Data for analysis
==*==

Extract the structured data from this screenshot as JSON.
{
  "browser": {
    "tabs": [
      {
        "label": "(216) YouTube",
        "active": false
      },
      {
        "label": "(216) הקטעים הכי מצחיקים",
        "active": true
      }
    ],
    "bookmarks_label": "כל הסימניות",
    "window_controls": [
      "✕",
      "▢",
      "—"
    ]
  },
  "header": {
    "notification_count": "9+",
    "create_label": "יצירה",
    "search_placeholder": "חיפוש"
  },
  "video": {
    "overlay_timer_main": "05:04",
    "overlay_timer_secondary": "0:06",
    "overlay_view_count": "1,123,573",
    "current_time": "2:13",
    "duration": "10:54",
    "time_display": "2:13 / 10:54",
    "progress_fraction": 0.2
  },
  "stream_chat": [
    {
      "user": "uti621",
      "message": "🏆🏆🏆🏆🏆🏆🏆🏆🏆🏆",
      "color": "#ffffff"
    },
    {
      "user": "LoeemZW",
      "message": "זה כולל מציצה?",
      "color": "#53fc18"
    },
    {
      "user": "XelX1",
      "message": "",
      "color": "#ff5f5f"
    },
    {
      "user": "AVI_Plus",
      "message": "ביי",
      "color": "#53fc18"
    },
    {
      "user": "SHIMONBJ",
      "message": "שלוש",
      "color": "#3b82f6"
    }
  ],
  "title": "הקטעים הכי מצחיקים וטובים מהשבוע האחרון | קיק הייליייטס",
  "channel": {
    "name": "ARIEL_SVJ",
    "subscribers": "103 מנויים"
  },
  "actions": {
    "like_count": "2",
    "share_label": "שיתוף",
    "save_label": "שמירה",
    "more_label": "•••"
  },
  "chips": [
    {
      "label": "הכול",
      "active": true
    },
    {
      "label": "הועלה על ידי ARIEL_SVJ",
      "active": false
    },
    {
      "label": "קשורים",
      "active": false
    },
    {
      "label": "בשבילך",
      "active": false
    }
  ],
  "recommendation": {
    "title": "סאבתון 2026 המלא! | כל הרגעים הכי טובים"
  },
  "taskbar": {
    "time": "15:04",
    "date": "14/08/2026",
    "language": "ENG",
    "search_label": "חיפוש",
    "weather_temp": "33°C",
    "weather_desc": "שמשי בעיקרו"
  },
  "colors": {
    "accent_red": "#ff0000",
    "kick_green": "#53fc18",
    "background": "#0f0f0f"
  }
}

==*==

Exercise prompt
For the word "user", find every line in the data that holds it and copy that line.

Exercise response
      "user": "uti621",
      "user": "LoeemZW",
      "user": "XelX1",
      "user": "AVI_Plus",
      "user": "SHIMONBJ",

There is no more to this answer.